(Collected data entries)
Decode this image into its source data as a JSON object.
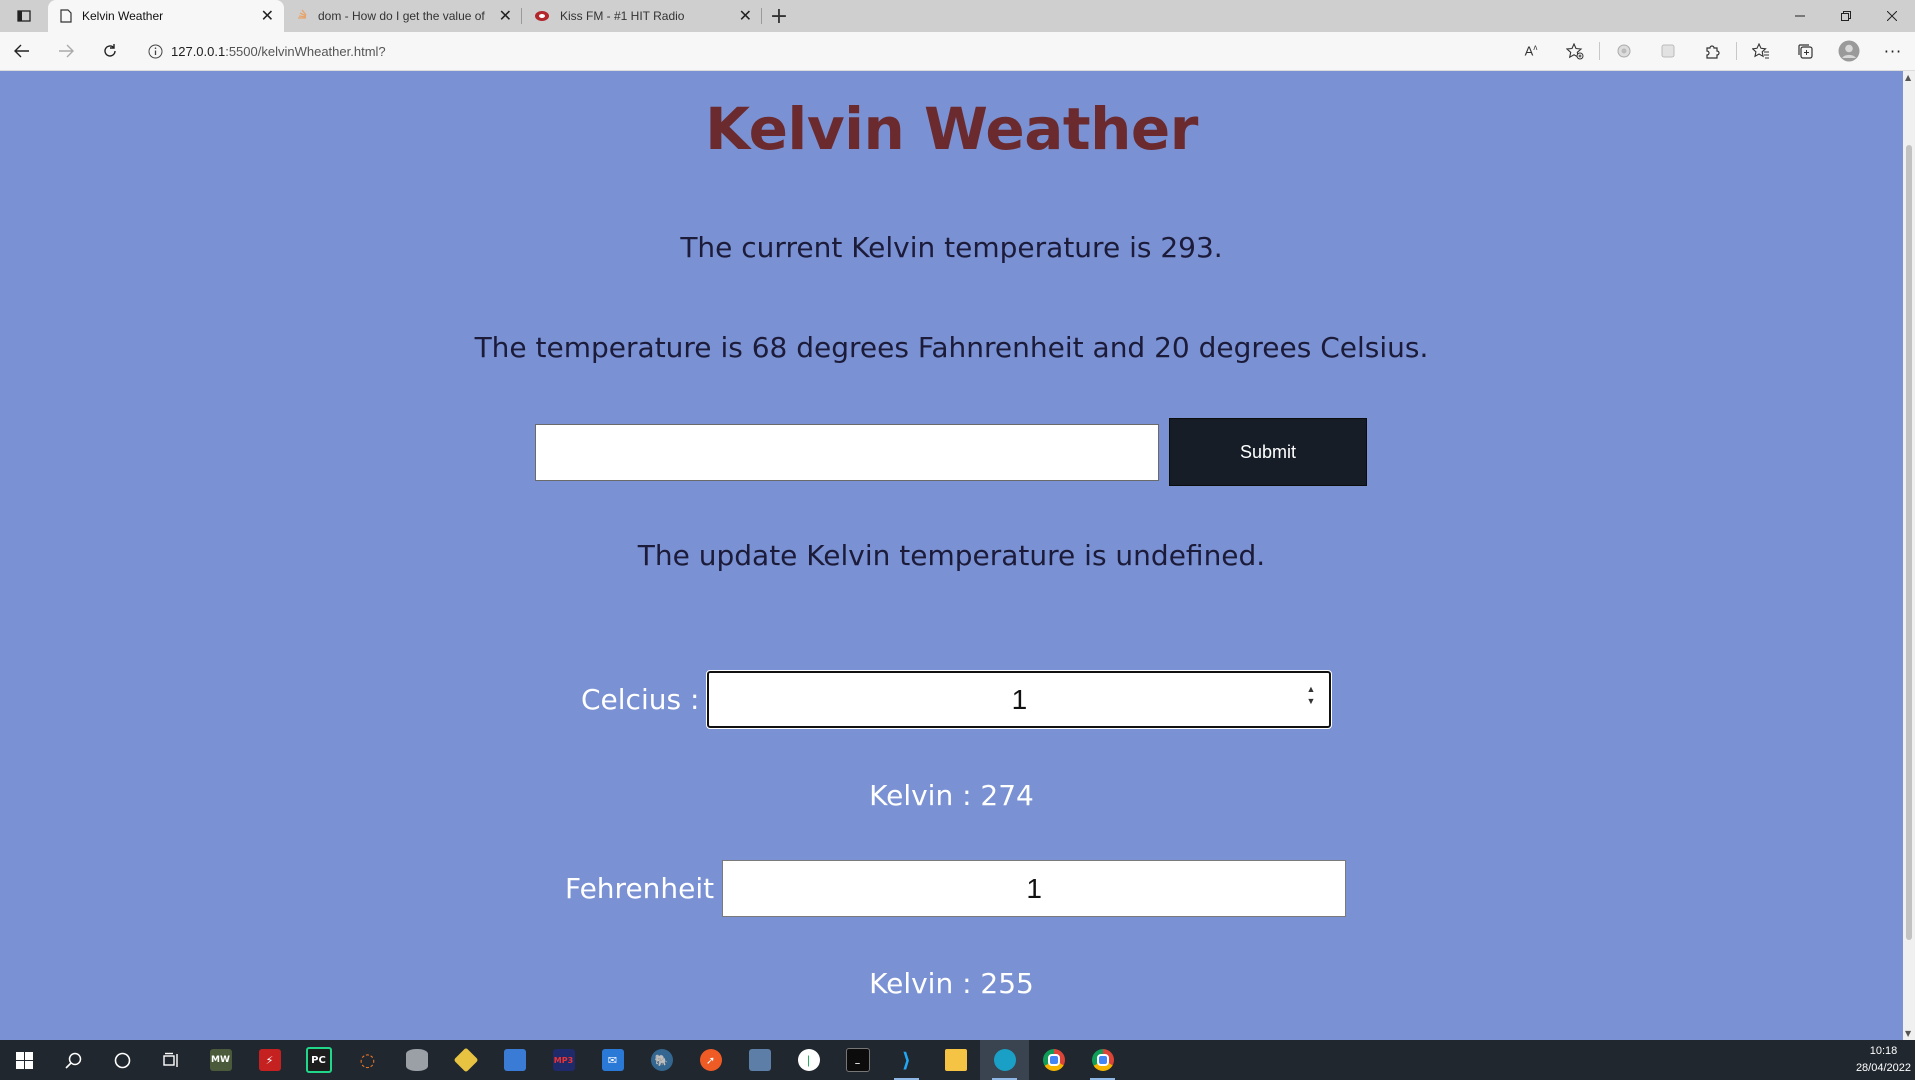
{
  "browser": {
    "tabs": [
      {
        "title": "Kelvin Weather",
        "active": true
      },
      {
        "title": "dom - How do I get the value of",
        "active": false
      },
      {
        "title": "Kiss FM - #1 HIT Radio",
        "active": false
      }
    ],
    "url_host": "127.0.0.1",
    "url_rest": ":5500/kelvinWheather.html?"
  },
  "page": {
    "title": "Kelvin Weather",
    "current_text": "The current Kelvin temperature is 293.",
    "conversion_text": "The temperature is 68 degrees Fahnrenheit and 20 degrees Celsius.",
    "input_value": "",
    "submit_label": "Submit",
    "update_text": "The update Kelvin temperature is undefined.",
    "celsius_label": "Celcius :",
    "celsius_value": "1",
    "kelvin_from_celsius": "Kelvin : 274",
    "fahrenheit_label": "Fehrenheit",
    "fahrenheit_value": "1",
    "kelvin_from_fahrenheit": "Kelvin : 255"
  },
  "taskbar": {
    "time": "10:18",
    "date": "28/04/2022"
  },
  "colors": {
    "page_background": "#7a91d3",
    "title": "#6b2b2e",
    "submit_button": "#161d26",
    "taskbar": "#20272f"
  }
}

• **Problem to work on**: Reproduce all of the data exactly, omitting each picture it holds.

• **Task answer**:
Decode this image into its source data as a JSON object.
{
  "browser": {
    "tabs": [
      {
        "title": "Kelvin Weather",
        "active": true
      },
      {
        "title": "dom - How do I get the value of",
        "active": false
      },
      {
        "title": "Kiss FM - #1 HIT Radio",
        "active": false
      }
    ],
    "url_host": "127.0.0.1",
    "url_rest": ":5500/kelvinWheather.html?"
  },
  "page": {
    "title": "Kelvin Weather",
    "current_text": "The current Kelvin temperature is 293.",
    "conversion_text": "The temperature is 68 degrees Fahnrenheit and 20 degrees Celsius.",
    "input_value": "",
    "submit_label": "Submit",
    "update_text": "The update Kelvin temperature is undefined.",
    "celsius_label": "Celcius :",
    "celsius_value": "1",
    "kelvin_from_celsius": "Kelvin : 274",
    "fahrenheit_label": "Fehrenheit",
    "fahrenheit_value": "1",
    "kelvin_from_fahrenheit": "Kelvin : 255"
  },
  "taskbar": {
    "time": "10:18",
    "date": "28/04/2022"
  },
  "colors": {
    "page_background": "#7a91d3",
    "title": "#6b2b2e",
    "submit_button": "#161d26",
    "taskbar": "#20272f"
  }
}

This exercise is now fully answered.